Why I Left My Office Phone For Video Conferencing

Video conferencing and IM have almost made my office telephone obsolete. I realized this the other day when a coworker asked me for my extension, and I had completely forgotten. Throw in VOIP calls and web conferencing and I might as well unplug the thing and repurpose it as a paperweight (although I don’t go through as much paper these days either).

Enterprise video communication and collaboration has had this effect on many teams working remotely across the country. Communication is continuously evolving and my telephone just isn’t keeping up like it used to.obsolete_office_phone


The telephone made rich voice communication possible from virtually anywhere at anytime. Thank the internet, multipoint video conferencing, IM and content sharing for extending that communication into full-on collaboration. We’re getting a glimpse of the age of unified communication(UC), but it’s still not as easy and simple as it should be… yet. There are a few things that need to happen before everyone in your company buries their office phones for good.

#1 Do you have video?

Make sure your UC strategy includes video conferencing. In this day and age, collaboration and productivity gains depend heavily on whether or not your organization’s is equipped to maximize video utilization. Sometimes, sending a few instant messages back and forth will cut it, but other times you’ll want to have the ability to jump on a video call with a few of your team members and present a new idea, or show them how to use a tool online.

Video combined with content sharing is the most effective means of collaboration in this day and age. Data and VOIP are necessary for some situations when guests need to call into the meeting, but considering the growth in video adoption, other solutions are sure to fall by the wayside. Much like our friend the telephone.

#2 Does your UC vendor offer a decent video solution?

Integrating video conferencing into a UC environment can be complicated for a large organization.
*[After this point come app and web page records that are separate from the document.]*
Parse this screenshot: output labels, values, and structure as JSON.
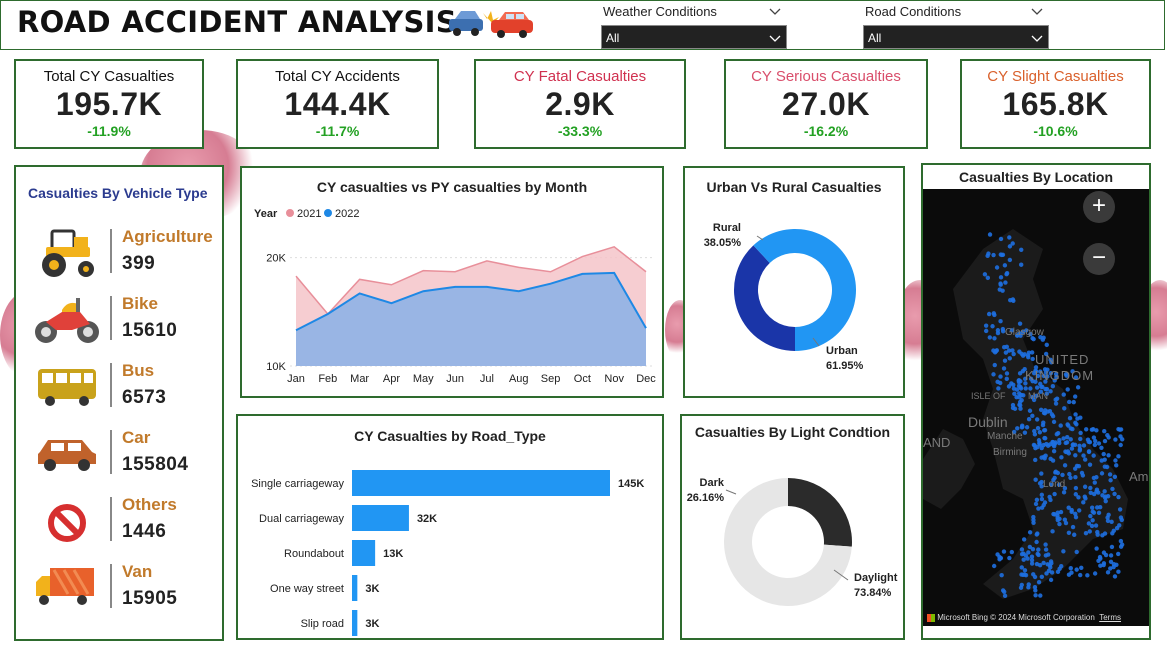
{
  "header": {
    "title": "ROAD ACCIDENT ANALYSIS",
    "weather_slicer": {
      "label": "Weather Conditions",
      "value": "All"
    },
    "road_slicer": {
      "label": "Road Conditions",
      "value": "All"
    }
  },
  "kpis": [
    {
      "title": "Total CY Casualties",
      "value": "195.7K",
      "change": "-11.9%",
      "title_color": "#111111"
    },
    {
      "title": "Total CY Accidents",
      "value": "144.4K",
      "change": "-11.7%",
      "title_color": "#111111"
    },
    {
      "title": "CY Fatal Casualties",
      "value": "2.9K",
      "change": "-33.3%",
      "title_color": "#d0304f"
    },
    {
      "title": "CY Serious Casualties",
      "value": "27.0K",
      "change": "-16.2%",
      "title_color": "#d94e6b"
    },
    {
      "title": "CY Slight Casualties",
      "value": "165.8K",
      "change": "-10.6%",
      "title_color": "#d9602b"
    }
  ],
  "vehicle_panel": {
    "title": "Casualties By Vehicle Type",
    "items": [
      {
        "label": "Agriculture",
        "value": "399",
        "icon": "tractor-icon"
      },
      {
        "label": "Bike",
        "value": "15610",
        "icon": "motorbike-icon"
      },
      {
        "label": "Bus",
        "value": "6573",
        "icon": "bus-icon"
      },
      {
        "label": "Car",
        "value": "155804",
        "icon": "car-icon"
      },
      {
        "label": "Others",
        "value": "1446",
        "icon": "prohibited-icon"
      },
      {
        "label": "Van",
        "value": "15905",
        "icon": "truck-icon"
      }
    ]
  },
  "chart_data": [
    {
      "type": "area",
      "title": "CY casualties vs PY casualties by Month",
      "legend_title": "Year",
      "legend_position": "top-left",
      "categories": [
        "Jan",
        "Feb",
        "Mar",
        "Apr",
        "May",
        "Jun",
        "Jul",
        "Aug",
        "Sep",
        "Oct",
        "Nov",
        "Dec"
      ],
      "series": [
        {
          "name": "2021",
          "color": "#e88f9a",
          "values": [
            18300,
            14800,
            18000,
            17500,
            18800,
            18700,
            19700,
            19100,
            18700,
            20100,
            21000,
            18700
          ]
        },
        {
          "name": "2022",
          "color": "#1e88e5",
          "values": [
            13300,
            14800,
            16700,
            15800,
            16900,
            17300,
            17300,
            16900,
            17600,
            18500,
            18600,
            13500
          ]
        }
      ],
      "yticks": [
        "10K",
        "20K"
      ],
      "ylim": [
        10000,
        22000
      ],
      "grid": true
    },
    {
      "type": "pie",
      "title": "Urban Vs Rural Casualties",
      "slices": [
        {
          "label": "Rural",
          "value": 38.05,
          "display": "38.05%",
          "color": "#1a35a8"
        },
        {
          "label": "Urban",
          "value": 61.95,
          "display": "61.95%",
          "color": "#2196f3"
        }
      ]
    },
    {
      "type": "bar",
      "title": "CY Casualties by Road_Type",
      "orientation": "horizontal",
      "categories": [
        "Single carriageway",
        "Dual carriageway",
        "Roundabout",
        "One way street",
        "Slip road"
      ],
      "values": [
        145000,
        32000,
        13000,
        3000,
        3000
      ],
      "data_labels": [
        "145K",
        "32K",
        "13K",
        "3K",
        "3K"
      ],
      "color": "#2196f3"
    },
    {
      "type": "pie",
      "title": "Casualties By Light Condtion",
      "slices": [
        {
          "label": "Dark",
          "value": 26.16,
          "display": "26.16%",
          "color": "#2b2b2b"
        },
        {
          "label": "Daylight",
          "value": 73.84,
          "display": "73.84%",
          "color": "#e6e6e6"
        }
      ]
    }
  ],
  "map": {
    "title": "Casualties By Location",
    "labels": {
      "glasgow": "Glasgow",
      "uk1": "UNITED",
      "uk2": "KINGDOM",
      "iom1": "ISLE OF",
      "iom2": "MAN",
      "dublin": "Dublin",
      "manchester": "Manche",
      "birmingham": "Birming",
      "london": "Lond",
      "and": "AND",
      "am": "Am"
    },
    "footer": {
      "brand": "Microsoft Bing",
      "copyright": "© 2024 Microsoft Corporation",
      "terms": "Terms"
    },
    "zoom_in": "+",
    "zoom_out": "−",
    "point_color": "#1e6fe0"
  }
}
It’s likely that in the near future, your UC vendor will offer a comprehensive UC solution that will include all of the necessary video conferencing functionality for effective collaboration. Right now, however, this can be a challenge and you should make sure your offer includes:

  • Better compression ratios
  • Higher quality images
  • Multipoint conference capabilities
  • Video calling inside and outside of the enterprise network
  • Firewall traversal
  • Content sharing

Video collaboration has been around for a while, so if your company already has a video vendor, you will need to make sure that you don’t lose any features with UC integration. Ensuring a smooth integration from video to UC may require additional IT resources – like professional services.

#3 What will the future hold?

Your organization is most likely involved in one of the three scenarios at this point:

  • Shopping around for a single unified communications vendor
  • Ready to repurpose legacy video equipment or integrate video into a unified communications strategy with new software or hardware
  • Looking for a solution to manage your expanding UC/video networks

According to a unified communications report from Logitech.com – out of 488 respondent, 70% say that they’re looking to implement a UC strategy and 36% of them say they plan on rolling out a UC strategy to 76% or more of their user base. In my opinion, video and IM are driving that demand in the collaboration department (which is every department).

In light of the growth of adoption, IT departments should anticipate the following issues:

  1. What’s my network capacity and how much bandwidth will I need in order to support growth?
  2. How do I get a good idea of ROI on our video / uc investment? Usage reports, utilization, capacity and trends.